§ PROBLEM TO SOLVE
This exercise calls for every record to be returned exactly, with pictures removed.

(Entries from a dataset of interfaces)
○ ○ ○ ○ ○
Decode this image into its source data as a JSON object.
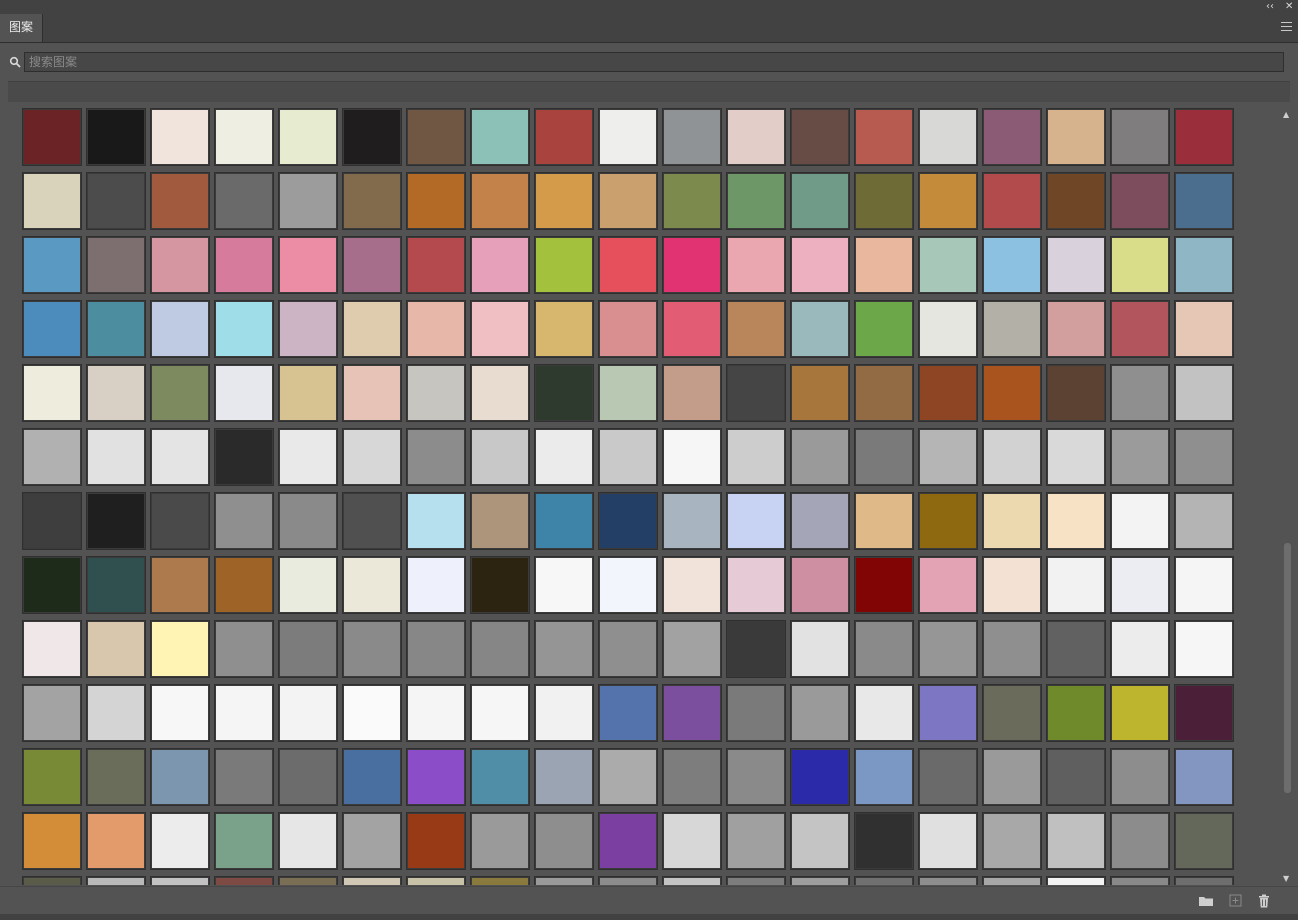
{
  "title_bar": {
    "collapse_glyph": "‹‹",
    "close_glyph": "✕"
  },
  "panel": {
    "tab_label": "图案"
  },
  "search": {
    "placeholder": "搜索图案",
    "value": ""
  },
  "swatches": {
    "row_colors": [
      [
        "#6b2326",
        "#191919",
        "#f1e4dd",
        "#efeee3",
        "#e7ebd0",
        "#201d1e",
        "#6f5744",
        "#8bc1b6",
        "#a9433d",
        "#eeeeec",
        "#909396",
        "#e3cdc8",
        "#674c45",
        "#b75b50",
        "#d8d8d6",
        "#8b5b76",
        "#d6b38d",
        "#7f7d7d",
        "#9a2e3a"
      ],
      [
        "#d9d3bb",
        "#4c4c4c",
        "#a15a3d",
        "#6a6a6a",
        "#9c9c9c",
        "#826a4d",
        "#b26a26",
        "#c3824a",
        "#d49b4b",
        "#c9a06e",
        "#7c8a4d",
        "#6d9766",
        "#6f9b88",
        "#6f6b37",
        "#c48c3a",
        "#b24c4c",
        "#6f4726",
        "#7d4c5d",
        "#4b6e8e"
      ],
      [
        "#5a9ac2",
        "#7d6e70",
        "#d696a1",
        "#d77b9c",
        "#ec8ca5",
        "#a76e8c",
        "#b54a4e",
        "#e7a0ba",
        "#a4c13d",
        "#e5505c",
        "#e13372",
        "#eaa7b0",
        "#ecb0c0",
        "#e9b79e",
        "#a7c7b8",
        "#8cc1e2",
        "#d9d2dd",
        "#d9dd8a",
        "#8fb6c5"
      ],
      [
        "#4c8cbc",
        "#4c8ea0",
        "#bfcbe2",
        "#9fdde8",
        "#cdb4c5",
        "#dfcbae",
        "#e7b7aa",
        "#f0bfc3",
        "#d7b66e",
        "#d98f8f",
        "#e25c74",
        "#b9855a",
        "#9ab9bd",
        "#6ca84a",
        "#e4e6df",
        "#b3b0a8",
        "#d39e9e",
        "#b2555d",
        "#e6c6b4"
      ],
      [
        "#eeeddd",
        "#d8d0c4",
        "#7d8a60",
        "#e7e7ee",
        "#d6c391",
        "#e7c3b7",
        "#c7c5bf",
        "#e8dcd0",
        "#2e3a2d",
        "#b8c8b2",
        "#c39c8a",
        "#454545",
        "#a6763c",
        "#926b44",
        "#8e4524",
        "#a9531e",
        "#5b4232",
        "#8f8f8f",
        "#c2c2c2"
      ],
      [
        "#b1b1b1",
        "#e1e1e1",
        "#e4e4e4",
        "#2a2a2a",
        "#e9e9e9",
        "#d7d7d7",
        "#8c8c8c",
        "#c8c8c8",
        "#ebebeb",
        "#c9c9c9",
        "#f6f6f6",
        "#cdcdcd",
        "#9a9a9a",
        "#7a7a7a",
        "#b5b5b5",
        "#d2d2d2",
        "#d9d9d9",
        "#9b9b9b",
        "#8f8f8f"
      ],
      [
        "#3e3e3e",
        "#1f1f1f",
        "#4a4a4a",
        "#8f8f8f",
        "#8a8a8a",
        "#505050",
        "#b6e0ee",
        "#ac957a",
        "#3e84a9",
        "#243f66",
        "#a9b4c1",
        "#c8d2f3",
        "#a5a5b8",
        "#dfb987",
        "#8e6910",
        "#edd9b0",
        "#f8e2c6",
        "#f3f3f4",
        "#b4b4b4"
      ],
      [
        "#1e2a1a",
        "#30504f",
        "#ac7a4d",
        "#9e6327",
        "#e9ebdf",
        "#ebe8da",
        "#eef0fb",
        "#2c2410",
        "#f7f7f7",
        "#f3f5fc",
        "#f1e3d9",
        "#e6cbd6",
        "#cd8fa1",
        "#820506",
        "#e4a2b5",
        "#f3e1d3",
        "#f2f2f2",
        "#ececf3",
        "#f5f5f5"
      ],
      [
        "#f0e8e8",
        "#d9c7ad",
        "#fff4b3",
        "#8f8f8f",
        "#7c7c7c",
        "#8a8a8a",
        "#878787",
        "#868686",
        "#959595",
        "#8f8f8f",
        "#a2a2a2",
        "#3a3a3a",
        "#e2e2e2",
        "#8a8a8a",
        "#969696",
        "#8f8f8f",
        "#616161",
        "#ececec",
        "#f6f6f6"
      ],
      [
        "#a3a3a3",
        "#d4d4d4",
        "#f7f7f7",
        "#f5f5f5",
        "#f3f3f3",
        "#fafafa",
        "#f5f5f5",
        "#f6f6f6",
        "#f1f1f1",
        "#5473ad",
        "#7b4f9d",
        "#7a7a7a",
        "#9a9a9a",
        "#e8e8e8",
        "#7d77c3",
        "#6b6b5b",
        "#6f8a2b",
        "#bdb52e",
        "#4b1f37"
      ],
      [
        "#788a36",
        "#6a6d59",
        "#7b96ae",
        "#7a7a7a",
        "#6c6c6c",
        "#486fa0",
        "#8c4ec8",
        "#4f8ea6",
        "#9ba4b2",
        "#ababab",
        "#7d7d7d",
        "#8a8a8a",
        "#2b2aa8",
        "#7b97c4",
        "#6a6a6a",
        "#9a9a9a",
        "#5f5f5f",
        "#8d8d8d",
        "#8296c1"
      ],
      [
        "#d38c38",
        "#e39b6c",
        "#ececec",
        "#7aa28a",
        "#e6e6e6",
        "#a3a3a3",
        "#993a17",
        "#9a9a9a",
        "#8e8e8e",
        "#7b3ea1",
        "#d7d7d7",
        "#a0a0a0",
        "#c4c4c4",
        "#303030",
        "#e0e0e0",
        "#a8a8a8",
        "#c0c0c0",
        "#8c8c8c",
        "#64685a"
      ],
      [
        "#5b5b4a",
        "#b9b9b9",
        "#c2c2c2",
        "#7d4a44",
        "#7a6f55",
        "#d0c8b5",
        "#c8c2a8",
        "#8b7a3d",
        "#9a9a9a",
        "#8c8c8c",
        "#c4c4c4",
        "#7d7d7d",
        "#9e9e9e",
        "#707070",
        "#8e8e8e",
        "#a7a7a7",
        "#f2f2f2",
        "#898989",
        "#6e6e6e"
      ]
    ]
  },
  "footer": {
    "new_group_icon": "folder-icon",
    "new_pattern_icon": "plus-square-icon",
    "delete_icon": "trash-icon"
  }
}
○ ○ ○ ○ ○
§ OUTPUT FOR THIS EXERCISE
Decode this image into its source data as a JSON object.
{
  "title_bar": {
    "collapse_glyph": "‹‹",
    "close_glyph": "✕"
  },
  "panel": {
    "tab_label": "图案"
  },
  "search": {
    "placeholder": "搜索图案",
    "value": ""
  },
  "swatches": {
    "row_colors": [
      [
        "#6b2326",
        "#191919",
        "#f1e4dd",
        "#efeee3",
        "#e7ebd0",
        "#201d1e",
        "#6f5744",
        "#8bc1b6",
        "#a9433d",
        "#eeeeec",
        "#909396",
        "#e3cdc8",
        "#674c45",
        "#b75b50",
        "#d8d8d6",
        "#8b5b76",
        "#d6b38d",
        "#7f7d7d",
        "#9a2e3a"
      ],
      [
        "#d9d3bb",
        "#4c4c4c",
        "#a15a3d",
        "#6a6a6a",
        "#9c9c9c",
        "#826a4d",
        "#b26a26",
        "#c3824a",
        "#d49b4b",
        "#c9a06e",
        "#7c8a4d",
        "#6d9766",
        "#6f9b88",
        "#6f6b37",
        "#c48c3a",
        "#b24c4c",
        "#6f4726",
        "#7d4c5d",
        "#4b6e8e"
      ],
      [
        "#5a9ac2",
        "#7d6e70",
        "#d696a1",
        "#d77b9c",
        "#ec8ca5",
        "#a76e8c",
        "#b54a4e",
        "#e7a0ba",
        "#a4c13d",
        "#e5505c",
        "#e13372",
        "#eaa7b0",
        "#ecb0c0",
        "#e9b79e",
        "#a7c7b8",
        "#8cc1e2",
        "#d9d2dd",
        "#d9dd8a",
        "#8fb6c5"
      ],
      [
        "#4c8cbc",
        "#4c8ea0",
        "#bfcbe2",
        "#9fdde8",
        "#cdb4c5",
        "#dfcbae",
        "#e7b7aa",
        "#f0bfc3",
        "#d7b66e",
        "#d98f8f",
        "#e25c74",
        "#b9855a",
        "#9ab9bd",
        "#6ca84a",
        "#e4e6df",
        "#b3b0a8",
        "#d39e9e",
        "#b2555d",
        "#e6c6b4"
      ],
      [
        "#eeeddd",
        "#d8d0c4",
        "#7d8a60",
        "#e7e7ee",
        "#d6c391",
        "#e7c3b7",
        "#c7c5bf",
        "#e8dcd0",
        "#2e3a2d",
        "#b8c8b2",
        "#c39c8a",
        "#454545",
        "#a6763c",
        "#926b44",
        "#8e4524",
        "#a9531e",
        "#5b4232",
        "#8f8f8f",
        "#c2c2c2"
      ],
      [
        "#b1b1b1",
        "#e1e1e1",
        "#e4e4e4",
        "#2a2a2a",
        "#e9e9e9",
        "#d7d7d7",
        "#8c8c8c",
        "#c8c8c8",
        "#ebebeb",
        "#c9c9c9",
        "#f6f6f6",
        "#cdcdcd",
        "#9a9a9a",
        "#7a7a7a",
        "#b5b5b5",
        "#d2d2d2",
        "#d9d9d9",
        "#9b9b9b",
        "#8f8f8f"
      ],
      [
        "#3e3e3e",
        "#1f1f1f",
        "#4a4a4a",
        "#8f8f8f",
        "#8a8a8a",
        "#505050",
        "#b6e0ee",
        "#ac957a",
        "#3e84a9",
        "#243f66",
        "#a9b4c1",
        "#c8d2f3",
        "#a5a5b8",
        "#dfb987",
        "#8e6910",
        "#edd9b0",
        "#f8e2c6",
        "#f3f3f4",
        "#b4b4b4"
      ],
      [
        "#1e2a1a",
        "#30504f",
        "#ac7a4d",
        "#9e6327",
        "#e9ebdf",
        "#ebe8da",
        "#eef0fb",
        "#2c2410",
        "#f7f7f7",
        "#f3f5fc",
        "#f1e3d9",
        "#e6cbd6",
        "#cd8fa1",
        "#820506",
        "#e4a2b5",
        "#f3e1d3",
        "#f2f2f2",
        "#ececf3",
        "#f5f5f5"
      ],
      [
        "#f0e8e8",
        "#d9c7ad",
        "#fff4b3",
        "#8f8f8f",
        "#7c7c7c",
        "#8a8a8a",
        "#878787",
        "#868686",
        "#959595",
        "#8f8f8f",
        "#a2a2a2",
        "#3a3a3a",
        "#e2e2e2",
        "#8a8a8a",
        "#969696",
        "#8f8f8f",
        "#616161",
        "#ececec",
        "#f6f6f6"
      ],
      [
        "#a3a3a3",
        "#d4d4d4",
        "#f7f7f7",
        "#f5f5f5",
        "#f3f3f3",
        "#fafafa",
        "#f5f5f5",
        "#f6f6f6",
        "#f1f1f1",
        "#5473ad",
        "#7b4f9d",
        "#7a7a7a",
        "#9a9a9a",
        "#e8e8e8",
        "#7d77c3",
        "#6b6b5b",
        "#6f8a2b",
        "#bdb52e",
        "#4b1f37"
      ],
      [
        "#788a36",
        "#6a6d59",
        "#7b96ae",
        "#7a7a7a",
        "#6c6c6c",
        "#486fa0",
        "#8c4ec8",
        "#4f8ea6",
        "#9ba4b2",
        "#ababab",
        "#7d7d7d",
        "#8a8a8a",
        "#2b2aa8",
        "#7b97c4",
        "#6a6a6a",
        "#9a9a9a",
        "#5f5f5f",
        "#8d8d8d",
        "#8296c1"
      ],
      [
        "#d38c38",
        "#e39b6c",
        "#ececec",
        "#7aa28a",
        "#e6e6e6",
        "#a3a3a3",
        "#993a17",
        "#9a9a9a",
        "#8e8e8e",
        "#7b3ea1",
        "#d7d7d7",
        "#a0a0a0",
        "#c4c4c4",
        "#303030",
        "#e0e0e0",
        "#a8a8a8",
        "#c0c0c0",
        "#8c8c8c",
        "#64685a"
      ],
      [
        "#5b5b4a",
        "#b9b9b9",
        "#c2c2c2",
        "#7d4a44",
        "#7a6f55",
        "#d0c8b5",
        "#c8c2a8",
        "#8b7a3d",
        "#9a9a9a",
        "#8c8c8c",
        "#c4c4c4",
        "#7d7d7d",
        "#9e9e9e",
        "#707070",
        "#8e8e8e",
        "#a7a7a7",
        "#f2f2f2",
        "#898989",
        "#6e6e6e"
      ]
    ]
  },
  "footer": {
    "new_group_icon": "folder-icon",
    "new_pattern_icon": "plus-square-icon",
    "delete_icon": "trash-icon"
  }
}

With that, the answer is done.